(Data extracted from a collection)
──────────

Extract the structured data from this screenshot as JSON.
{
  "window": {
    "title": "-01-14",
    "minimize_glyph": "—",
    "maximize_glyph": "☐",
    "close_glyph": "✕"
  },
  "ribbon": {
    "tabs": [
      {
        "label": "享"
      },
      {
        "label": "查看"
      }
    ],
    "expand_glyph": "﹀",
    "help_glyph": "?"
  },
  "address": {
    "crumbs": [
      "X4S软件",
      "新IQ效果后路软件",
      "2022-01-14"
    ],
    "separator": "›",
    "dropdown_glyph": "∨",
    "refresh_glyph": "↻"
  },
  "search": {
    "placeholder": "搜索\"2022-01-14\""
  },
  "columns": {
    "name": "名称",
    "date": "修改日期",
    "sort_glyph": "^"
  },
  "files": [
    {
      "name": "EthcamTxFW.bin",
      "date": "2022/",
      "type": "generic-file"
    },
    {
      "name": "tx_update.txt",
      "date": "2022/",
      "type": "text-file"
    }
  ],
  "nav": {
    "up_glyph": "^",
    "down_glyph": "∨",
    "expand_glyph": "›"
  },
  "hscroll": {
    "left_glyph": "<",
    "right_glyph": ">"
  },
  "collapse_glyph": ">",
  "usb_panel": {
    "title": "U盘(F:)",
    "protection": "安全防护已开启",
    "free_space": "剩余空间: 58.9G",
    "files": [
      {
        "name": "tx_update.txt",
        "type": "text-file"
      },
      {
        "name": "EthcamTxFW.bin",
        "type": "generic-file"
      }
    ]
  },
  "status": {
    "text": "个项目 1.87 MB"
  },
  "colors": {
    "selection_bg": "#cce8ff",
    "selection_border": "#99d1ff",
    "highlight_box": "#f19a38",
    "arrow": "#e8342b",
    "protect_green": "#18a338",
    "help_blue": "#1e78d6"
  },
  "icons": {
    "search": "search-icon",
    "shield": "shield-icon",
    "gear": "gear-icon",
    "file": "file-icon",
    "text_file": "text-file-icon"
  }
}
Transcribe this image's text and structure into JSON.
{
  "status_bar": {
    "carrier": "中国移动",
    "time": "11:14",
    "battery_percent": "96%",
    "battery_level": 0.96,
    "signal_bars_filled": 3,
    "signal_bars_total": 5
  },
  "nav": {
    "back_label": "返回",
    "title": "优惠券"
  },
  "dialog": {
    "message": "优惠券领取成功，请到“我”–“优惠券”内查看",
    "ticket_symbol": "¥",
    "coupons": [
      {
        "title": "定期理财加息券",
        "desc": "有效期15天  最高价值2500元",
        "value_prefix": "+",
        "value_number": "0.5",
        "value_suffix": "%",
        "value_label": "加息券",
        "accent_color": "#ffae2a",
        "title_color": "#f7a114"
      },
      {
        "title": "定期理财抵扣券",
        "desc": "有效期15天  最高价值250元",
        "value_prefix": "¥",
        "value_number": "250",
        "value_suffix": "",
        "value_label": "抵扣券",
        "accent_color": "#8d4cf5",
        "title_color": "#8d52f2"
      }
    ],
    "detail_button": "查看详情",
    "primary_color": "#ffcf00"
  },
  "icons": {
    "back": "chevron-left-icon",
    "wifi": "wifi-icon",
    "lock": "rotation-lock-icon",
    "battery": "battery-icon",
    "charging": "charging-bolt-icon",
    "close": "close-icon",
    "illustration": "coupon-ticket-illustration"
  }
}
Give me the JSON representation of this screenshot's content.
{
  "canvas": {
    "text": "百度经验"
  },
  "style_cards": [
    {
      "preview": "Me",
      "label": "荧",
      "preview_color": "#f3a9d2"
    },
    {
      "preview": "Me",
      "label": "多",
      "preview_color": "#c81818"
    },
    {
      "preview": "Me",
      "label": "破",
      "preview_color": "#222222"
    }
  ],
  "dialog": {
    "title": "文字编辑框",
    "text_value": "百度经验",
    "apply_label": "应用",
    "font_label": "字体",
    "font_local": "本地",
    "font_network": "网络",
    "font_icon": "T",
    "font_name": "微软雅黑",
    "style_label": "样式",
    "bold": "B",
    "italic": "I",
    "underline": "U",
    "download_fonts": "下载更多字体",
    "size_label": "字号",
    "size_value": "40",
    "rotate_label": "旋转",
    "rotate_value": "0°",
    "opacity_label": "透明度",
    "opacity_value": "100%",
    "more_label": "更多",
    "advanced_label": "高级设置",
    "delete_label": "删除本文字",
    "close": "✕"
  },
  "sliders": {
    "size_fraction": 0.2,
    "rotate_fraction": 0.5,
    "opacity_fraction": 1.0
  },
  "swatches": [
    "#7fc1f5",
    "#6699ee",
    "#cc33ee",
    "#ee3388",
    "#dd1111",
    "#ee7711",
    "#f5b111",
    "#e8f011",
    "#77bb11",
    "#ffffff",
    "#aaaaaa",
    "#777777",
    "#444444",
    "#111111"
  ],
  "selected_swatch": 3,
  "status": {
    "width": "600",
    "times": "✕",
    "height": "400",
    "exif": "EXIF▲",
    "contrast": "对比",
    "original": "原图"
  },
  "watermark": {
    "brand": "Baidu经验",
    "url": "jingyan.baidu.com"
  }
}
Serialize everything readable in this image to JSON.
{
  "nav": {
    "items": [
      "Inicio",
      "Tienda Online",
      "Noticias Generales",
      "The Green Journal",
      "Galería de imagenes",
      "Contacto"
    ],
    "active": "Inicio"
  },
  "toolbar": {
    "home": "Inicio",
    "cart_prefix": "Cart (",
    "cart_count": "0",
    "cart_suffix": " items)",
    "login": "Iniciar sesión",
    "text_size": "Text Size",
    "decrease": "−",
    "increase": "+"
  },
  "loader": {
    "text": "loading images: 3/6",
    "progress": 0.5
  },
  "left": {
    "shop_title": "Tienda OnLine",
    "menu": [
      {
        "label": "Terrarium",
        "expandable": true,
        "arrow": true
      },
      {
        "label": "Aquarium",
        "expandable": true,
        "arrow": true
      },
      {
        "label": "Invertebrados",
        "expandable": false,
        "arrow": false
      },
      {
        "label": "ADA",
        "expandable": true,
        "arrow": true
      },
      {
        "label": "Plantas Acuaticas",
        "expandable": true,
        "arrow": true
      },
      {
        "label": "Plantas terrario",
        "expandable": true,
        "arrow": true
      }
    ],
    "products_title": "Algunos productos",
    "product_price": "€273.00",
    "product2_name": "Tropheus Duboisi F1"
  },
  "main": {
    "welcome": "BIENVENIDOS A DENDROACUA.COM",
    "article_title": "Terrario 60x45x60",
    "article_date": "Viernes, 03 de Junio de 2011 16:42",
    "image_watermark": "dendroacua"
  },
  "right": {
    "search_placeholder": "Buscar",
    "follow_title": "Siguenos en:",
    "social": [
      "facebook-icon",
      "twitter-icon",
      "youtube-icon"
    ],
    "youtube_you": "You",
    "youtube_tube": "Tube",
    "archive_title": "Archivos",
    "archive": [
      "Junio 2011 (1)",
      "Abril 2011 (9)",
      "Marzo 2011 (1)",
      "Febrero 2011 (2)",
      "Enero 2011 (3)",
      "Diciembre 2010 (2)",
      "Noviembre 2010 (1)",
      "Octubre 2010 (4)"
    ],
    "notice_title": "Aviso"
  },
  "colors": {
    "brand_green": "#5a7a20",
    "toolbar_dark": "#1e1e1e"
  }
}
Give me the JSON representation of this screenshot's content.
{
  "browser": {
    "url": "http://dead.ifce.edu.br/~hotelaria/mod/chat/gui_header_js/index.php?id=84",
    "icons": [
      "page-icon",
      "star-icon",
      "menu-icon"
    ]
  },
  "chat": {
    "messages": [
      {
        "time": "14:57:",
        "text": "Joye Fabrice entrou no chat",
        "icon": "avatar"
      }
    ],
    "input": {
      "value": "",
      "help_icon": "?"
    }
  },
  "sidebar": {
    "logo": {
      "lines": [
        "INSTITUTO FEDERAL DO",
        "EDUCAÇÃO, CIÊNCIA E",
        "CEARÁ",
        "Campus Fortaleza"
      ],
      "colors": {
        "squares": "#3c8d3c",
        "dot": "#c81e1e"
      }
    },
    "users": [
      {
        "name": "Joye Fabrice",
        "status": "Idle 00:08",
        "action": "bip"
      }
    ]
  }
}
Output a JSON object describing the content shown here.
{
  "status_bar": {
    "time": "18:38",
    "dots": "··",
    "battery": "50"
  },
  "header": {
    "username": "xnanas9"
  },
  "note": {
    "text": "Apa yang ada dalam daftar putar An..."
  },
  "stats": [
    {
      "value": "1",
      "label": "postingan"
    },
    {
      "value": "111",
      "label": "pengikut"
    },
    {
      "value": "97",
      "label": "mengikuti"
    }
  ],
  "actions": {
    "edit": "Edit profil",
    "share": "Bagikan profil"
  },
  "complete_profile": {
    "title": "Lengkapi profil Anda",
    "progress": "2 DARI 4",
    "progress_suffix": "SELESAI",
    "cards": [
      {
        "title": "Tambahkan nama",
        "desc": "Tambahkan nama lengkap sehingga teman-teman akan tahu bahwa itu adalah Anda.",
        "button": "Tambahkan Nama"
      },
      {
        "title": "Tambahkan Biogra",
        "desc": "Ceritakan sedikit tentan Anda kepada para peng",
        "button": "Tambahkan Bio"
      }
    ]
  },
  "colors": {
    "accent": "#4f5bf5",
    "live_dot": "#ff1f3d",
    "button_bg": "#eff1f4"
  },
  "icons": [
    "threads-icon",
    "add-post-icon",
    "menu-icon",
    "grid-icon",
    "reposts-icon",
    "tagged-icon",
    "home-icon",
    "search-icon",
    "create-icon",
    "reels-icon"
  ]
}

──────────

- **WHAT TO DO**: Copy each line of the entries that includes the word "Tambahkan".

- **WRITTEN ANSWER**:
        "title": "Tambahkan nama",
        "desc": "Tambahkan nama lengkap sehingga teman-teman akan tahu bahwa itu adalah Anda.",
        "button": "Tambahkan Nama"
        "title": "Tambahkan Biogra",
        "button": "Tambahkan Bio"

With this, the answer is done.